__EXERCISE AIM__: Every line with "into" in it must be copied from the data.

*** RECORDS FOR THIS TASK Section Begins ***

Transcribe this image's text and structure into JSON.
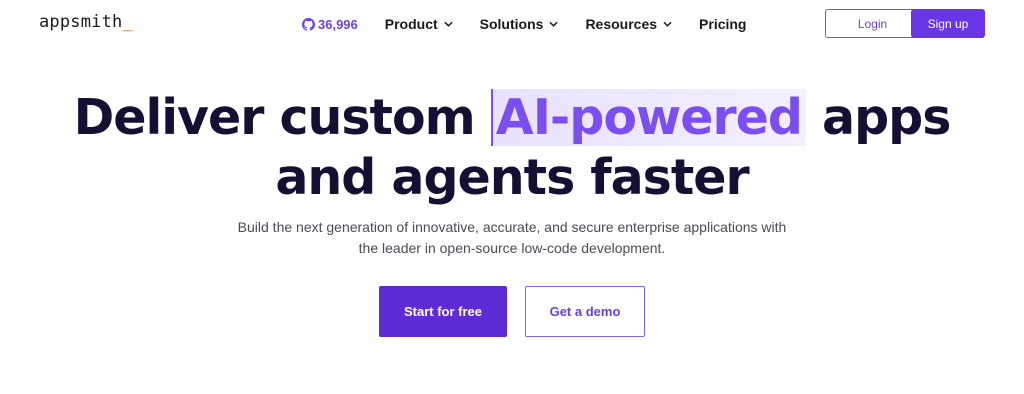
{
  "header": {
    "logo_text": "appsmith",
    "logo_cursor": "_",
    "github_stars": "36,996",
    "nav": [
      {
        "label": "Product"
      },
      {
        "label": "Solutions"
      },
      {
        "label": "Resources"
      },
      {
        "label": "Pricing"
      }
    ],
    "login_label": "Login",
    "signup_label": "Sign up"
  },
  "hero": {
    "headline_part1": "Deliver custom",
    "headline_highlight": "AI-powered",
    "headline_part2": "apps",
    "headline_line2": "and agents faster",
    "sub_line1": "Build the next generation of innovative, accurate, and secure enterprise applications with",
    "sub_line2": "the leader in open-source low-code development.",
    "primary_cta": "Start for free",
    "secondary_cta": "Get a demo"
  },
  "colors": {
    "brand_purple": "#6a35e4",
    "accent_orange": "#e8611a",
    "headline_dark": "#170f33"
  },
  "icons": [
    "github-icon",
    "chevron-down-icon"
  ]
}
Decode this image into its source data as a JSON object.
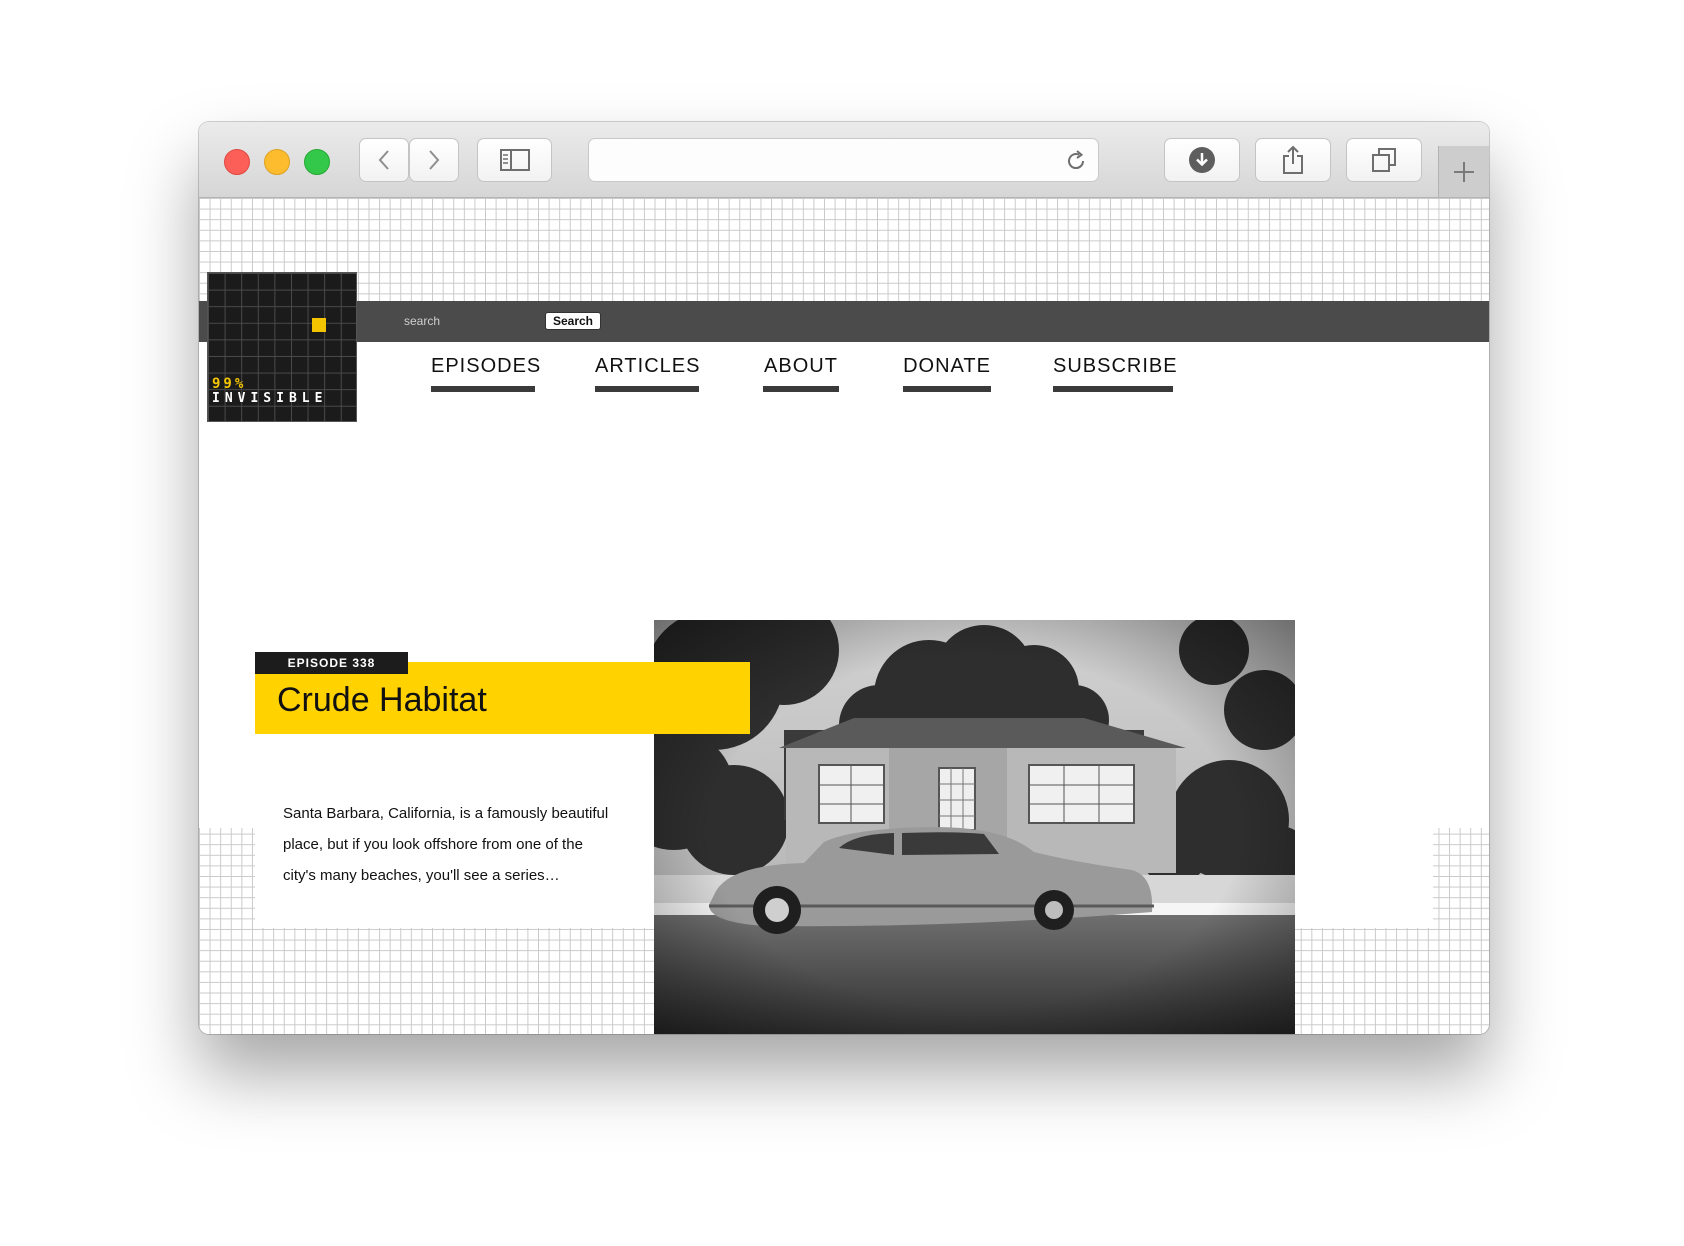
{
  "browser": {
    "window_controls": [
      "close",
      "minimize",
      "zoom"
    ],
    "icons": {
      "back": "chevron-left-icon",
      "forward": "chevron-right-icon",
      "sidebar": "sidebar-icon",
      "reload": "reload-icon",
      "download": "download-icon",
      "share": "share-icon",
      "tabs": "tabs-icon",
      "new_tab": "plus-icon"
    },
    "address": ""
  },
  "site": {
    "logo": {
      "percent": "99%",
      "word": "INVISIBLE"
    },
    "search": {
      "placeholder": "search",
      "button_label": "Search"
    },
    "nav": [
      "EPISODES",
      "ARTICLES",
      "ABOUT",
      "DONATE",
      "SUBSCRIBE"
    ],
    "featured": {
      "tag": "EPISODE 338",
      "title": "Crude Habitat",
      "excerpt": "Santa Barbara, California, is a famously beautiful place, but if you look offshore from one of the city's many beaches, you'll see a series…"
    }
  },
  "colors": {
    "accent_yellow": "#ffd200",
    "bar_dark": "#4b4b4b",
    "logo_bg": "#1b1b1b"
  }
}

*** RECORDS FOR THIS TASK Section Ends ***

__EXPECTED OUTPUT__:
Transcribe this image's text and structure into JSON.
Decode this image into its source data as a JSON object.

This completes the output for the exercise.